* _Problem description_
Without including any pictures, please copy every entry below exactly.

▶

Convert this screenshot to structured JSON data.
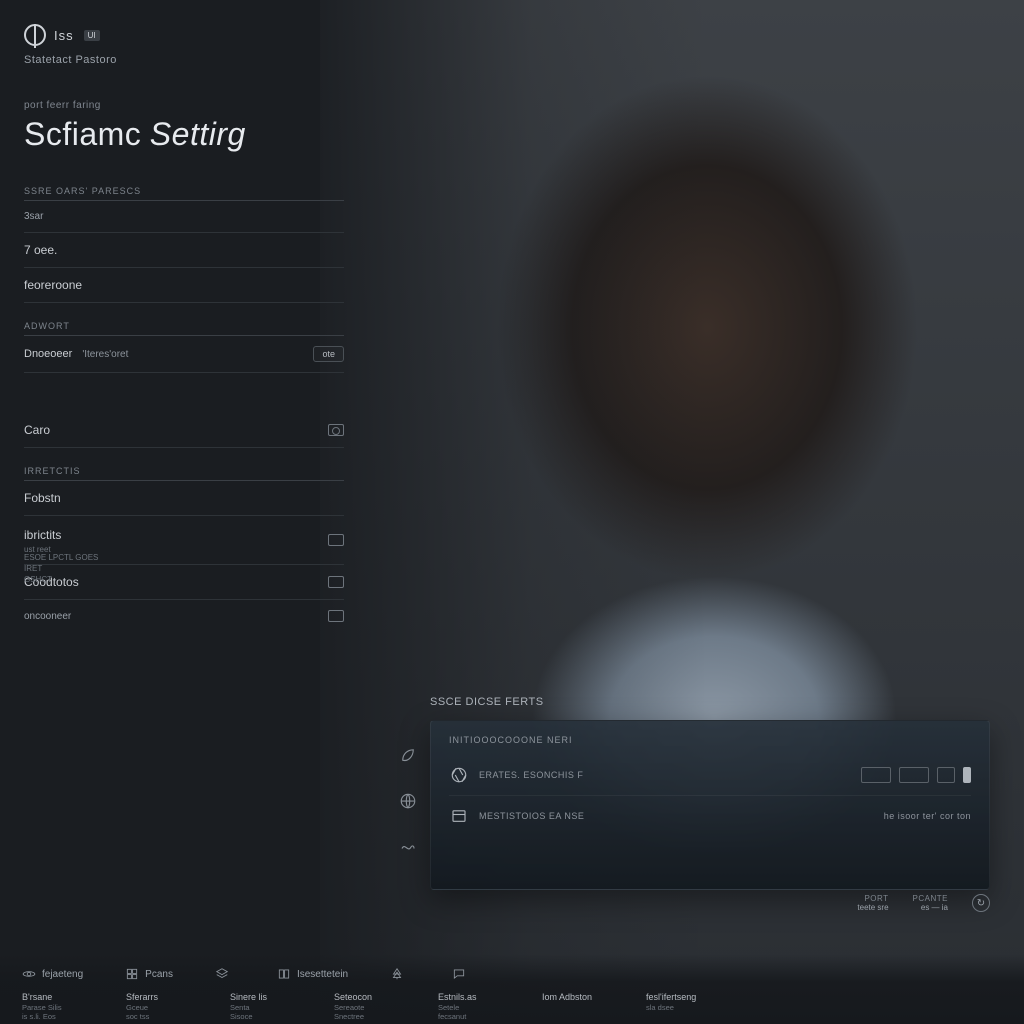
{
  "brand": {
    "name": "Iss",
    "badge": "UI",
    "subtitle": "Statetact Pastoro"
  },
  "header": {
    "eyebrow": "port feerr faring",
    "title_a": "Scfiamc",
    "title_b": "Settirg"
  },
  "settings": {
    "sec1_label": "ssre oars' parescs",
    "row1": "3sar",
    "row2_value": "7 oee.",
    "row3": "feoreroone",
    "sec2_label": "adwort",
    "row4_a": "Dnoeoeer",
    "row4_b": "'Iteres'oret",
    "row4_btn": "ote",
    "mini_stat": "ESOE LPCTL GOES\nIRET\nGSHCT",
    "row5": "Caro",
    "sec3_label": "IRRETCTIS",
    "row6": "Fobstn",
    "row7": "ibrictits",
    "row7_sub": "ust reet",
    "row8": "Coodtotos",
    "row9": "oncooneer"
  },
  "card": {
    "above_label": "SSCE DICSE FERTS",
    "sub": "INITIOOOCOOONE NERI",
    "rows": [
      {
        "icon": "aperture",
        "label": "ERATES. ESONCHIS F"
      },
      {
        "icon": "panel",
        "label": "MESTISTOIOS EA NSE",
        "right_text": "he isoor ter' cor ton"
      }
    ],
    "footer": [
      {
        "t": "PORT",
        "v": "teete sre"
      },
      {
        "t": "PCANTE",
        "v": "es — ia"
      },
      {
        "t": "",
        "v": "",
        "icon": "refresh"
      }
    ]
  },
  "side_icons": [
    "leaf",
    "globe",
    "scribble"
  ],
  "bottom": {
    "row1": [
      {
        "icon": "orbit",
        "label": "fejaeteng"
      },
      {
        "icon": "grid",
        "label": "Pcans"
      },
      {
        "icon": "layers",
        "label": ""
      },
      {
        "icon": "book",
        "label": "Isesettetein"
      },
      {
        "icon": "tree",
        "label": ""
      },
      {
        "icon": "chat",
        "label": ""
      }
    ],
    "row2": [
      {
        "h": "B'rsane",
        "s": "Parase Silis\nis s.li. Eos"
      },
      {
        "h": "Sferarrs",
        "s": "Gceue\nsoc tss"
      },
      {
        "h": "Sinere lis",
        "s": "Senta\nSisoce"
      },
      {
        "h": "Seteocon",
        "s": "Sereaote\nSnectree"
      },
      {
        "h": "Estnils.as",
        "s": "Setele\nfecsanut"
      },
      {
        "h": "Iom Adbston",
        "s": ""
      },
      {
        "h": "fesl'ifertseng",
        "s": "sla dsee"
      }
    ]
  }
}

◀

* _Answer section_
Convert this screenshot to structured JSON data.
{
  "brand": {
    "name": "Iss",
    "badge": "UI",
    "subtitle": "Statetact Pastoro"
  },
  "header": {
    "eyebrow": "port feerr faring",
    "title_a": "Scfiamc",
    "title_b": "Settirg"
  },
  "settings": {
    "sec1_label": "ssre oars' parescs",
    "row1": "3sar",
    "row2_value": "7 oee.",
    "row3": "feoreroone",
    "sec2_label": "adwort",
    "row4_a": "Dnoeoeer",
    "row4_b": "'Iteres'oret",
    "row4_btn": "ote",
    "mini_stat": "ESOE LPCTL GOES\nIRET\nGSHCT",
    "row5": "Caro",
    "sec3_label": "IRRETCTIS",
    "row6": "Fobstn",
    "row7": "ibrictits",
    "row7_sub": "ust reet",
    "row8": "Coodtotos",
    "row9": "oncooneer"
  },
  "card": {
    "above_label": "SSCE DICSE FERTS",
    "sub": "INITIOOOCOOONE NERI",
    "rows": [
      {
        "icon": "aperture",
        "label": "ERATES. ESONCHIS F"
      },
      {
        "icon": "panel",
        "label": "MESTISTOIOS EA NSE",
        "right_text": "he isoor ter' cor ton"
      }
    ],
    "footer": [
      {
        "t": "PORT",
        "v": "teete sre"
      },
      {
        "t": "PCANTE",
        "v": "es — ia"
      },
      {
        "t": "",
        "v": "",
        "icon": "refresh"
      }
    ]
  },
  "side_icons": [
    "leaf",
    "globe",
    "scribble"
  ],
  "bottom": {
    "row1": [
      {
        "icon": "orbit",
        "label": "fejaeteng"
      },
      {
        "icon": "grid",
        "label": "Pcans"
      },
      {
        "icon": "layers",
        "label": ""
      },
      {
        "icon": "book",
        "label": "Isesettetein"
      },
      {
        "icon": "tree",
        "label": ""
      },
      {
        "icon": "chat",
        "label": ""
      }
    ],
    "row2": [
      {
        "h": "B'rsane",
        "s": "Parase Silis\nis s.li. Eos"
      },
      {
        "h": "Sferarrs",
        "s": "Gceue\nsoc tss"
      },
      {
        "h": "Sinere lis",
        "s": "Senta\nSisoce"
      },
      {
        "h": "Seteocon",
        "s": "Sereaote\nSnectree"
      },
      {
        "h": "Estnils.as",
        "s": "Setele\nfecsanut"
      },
      {
        "h": "Iom Adbston",
        "s": ""
      },
      {
        "h": "fesl'ifertseng",
        "s": "sla dsee"
      }
    ]
  }
}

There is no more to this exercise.